Last week we attended the Brand Innovators Mobile and Millennials Summit. We learned a lot of great information from the event’s speakers, and have a few key takeaways that should be considered by all enterprise brand managers who are ready to make their marketing efforts more relevant, contextual and Millennial-friendly.
But first, what is a Millennial?
Before reading our key takeaways, it’s important to establish a solid definition of what a Millennial is. Ages 19-34, 90% of Millennials have smart phones. They have a growing purchasing power in today’s economy and can be seen as the social, mobile and self-promoting generation. While Millennials are the current focus of most marketers efforts, it’s important to consider how millennial marketing tactics will transition to marketing for Generation Z.

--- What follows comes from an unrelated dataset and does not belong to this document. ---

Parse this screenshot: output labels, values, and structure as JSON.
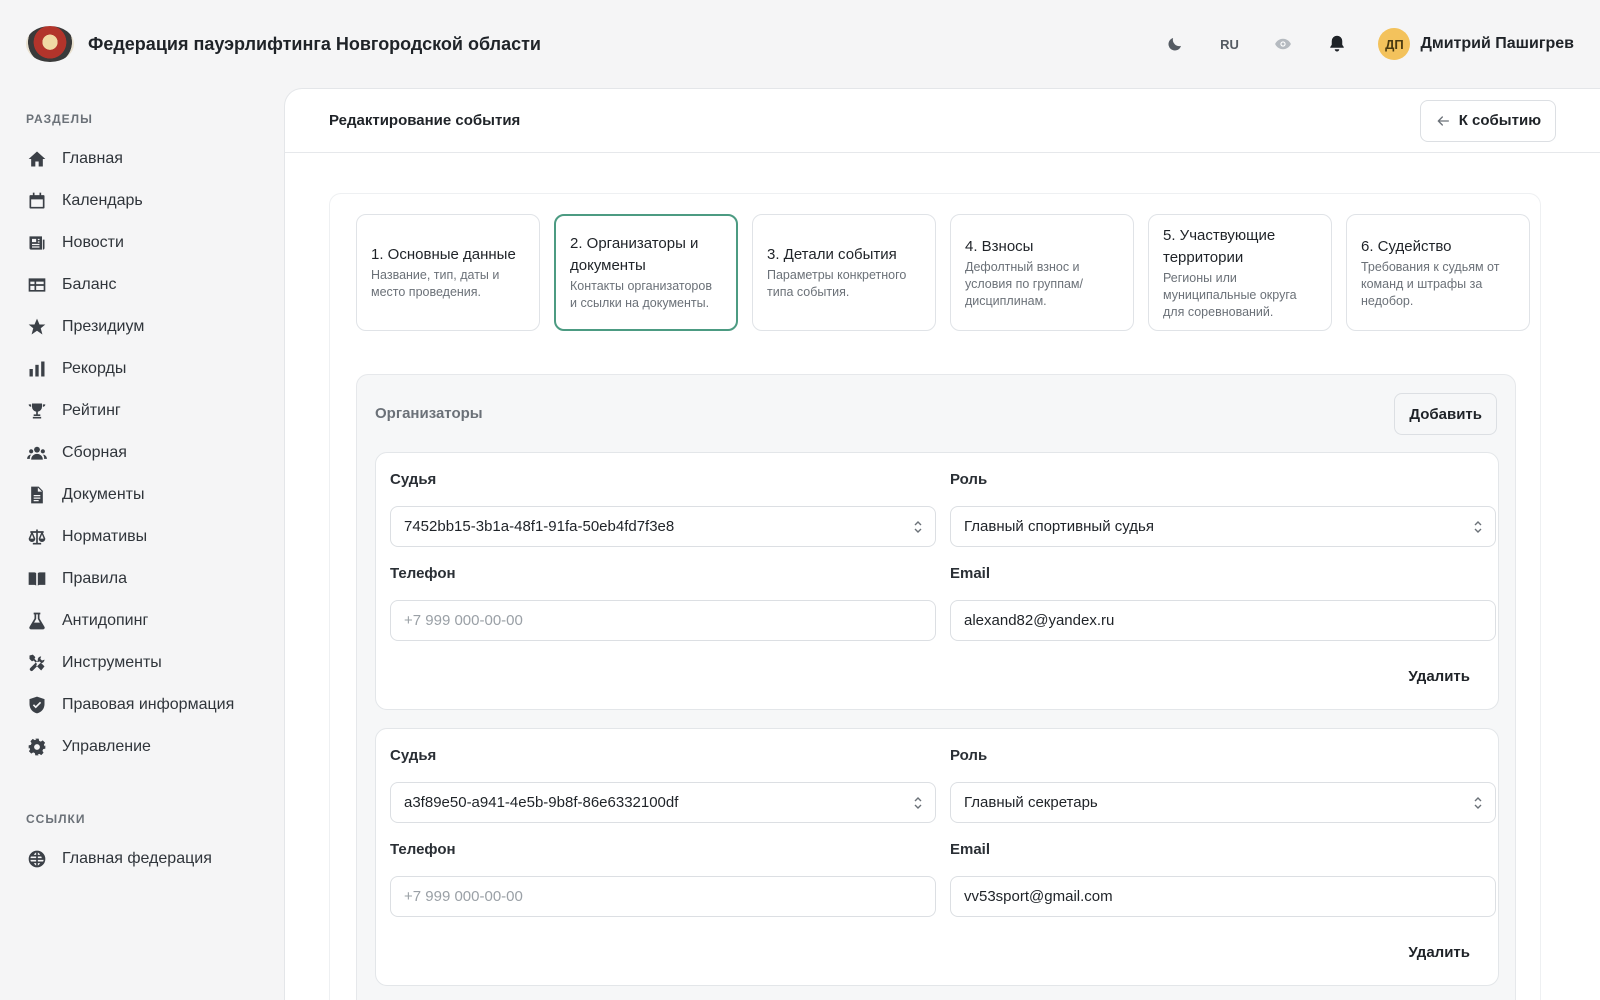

Takeaway #1: You Need Content that Resonates
Best said by panelist Justin Manfredi, Sr. Director Digital Marketing, Activision, “Content is king, but great content is not enough”. Millennials are seeking authenticity and experience; a brand that can speak to its audience and reach out to different tiers of dependable influencers to push their message. From “social savvy” celebrities to Youtube influencers, Millennials are looking to these figures for brand affirmation and credibility.
Millennials don’t like brand content. They like THEIR content. This distinction played in significantly when Chris Brandt, Chief Marketing Officer of Taco Bell, began to discuss their goals and objectives in “converting Taco Bell followers into friends.” More so than anything else, creating the content is only part of the process. Brands need to have the right tools and strategy to create a local impact and disseminate their materials as quickly, easily and effectively as possible. Brands listen to their social following understand how they can appropriately comment on things and maintain a certain standard of credibility to users.
Takeaway #2 You Can’t Keep Targeting the Same group
Blake Aber, Sr. Analyst at Distillery explained Millennial impact on the economy. By 2017, Millennials will have $200B worth of purchasing power. And while marketers are ones to jump to buckets of demographics and interests to target these Millennials, it will take more a lot more convincing. It’s unreasonable for marketers to keep targeting the same group over and over again in the same way without generating skepticism. Aber suggested studying customers on an individual basis, analyzing their actions and targeting in a way that peaks their interests.
With a straightforward perspective on the truth about the hype of millennial marketing, entrepreneur Claudia Batten explained that in millennial marketing, targeting traces back to authenticity. If it doesn't make sense for your brand to cater to this audience through conventional ways, rethink your objectives . Hear what is being said by this group of customers and and develop your strategies to make sure you , stand by the brand.
Takeaway #3: You Need to Involve Your Millennial Audience
In a keynote session with Taco Bell CMO Chris Brandt, we were given a deeper understanding of Taco Bell’s goals and mission in its marketing. Brand brought up a lot of points that highlight the importance of creativity when moving the fast food chain from a friend to a “cool friend” in the eye of the consumer. As a celebration of the relationship that the brand has begun to develop with Millennial customers, to show authenticity and move into a stage of content production that is more collaborative between the brand and its customers. There is more creativity in two-way conversation and storytelling. It’s not just something millennials expect, but it’s what they demand.
It’s time to start considering your customers needs in the most real-time, hyperlocal way. Start listening, analyzing and catering to your customers the right way with Brandify.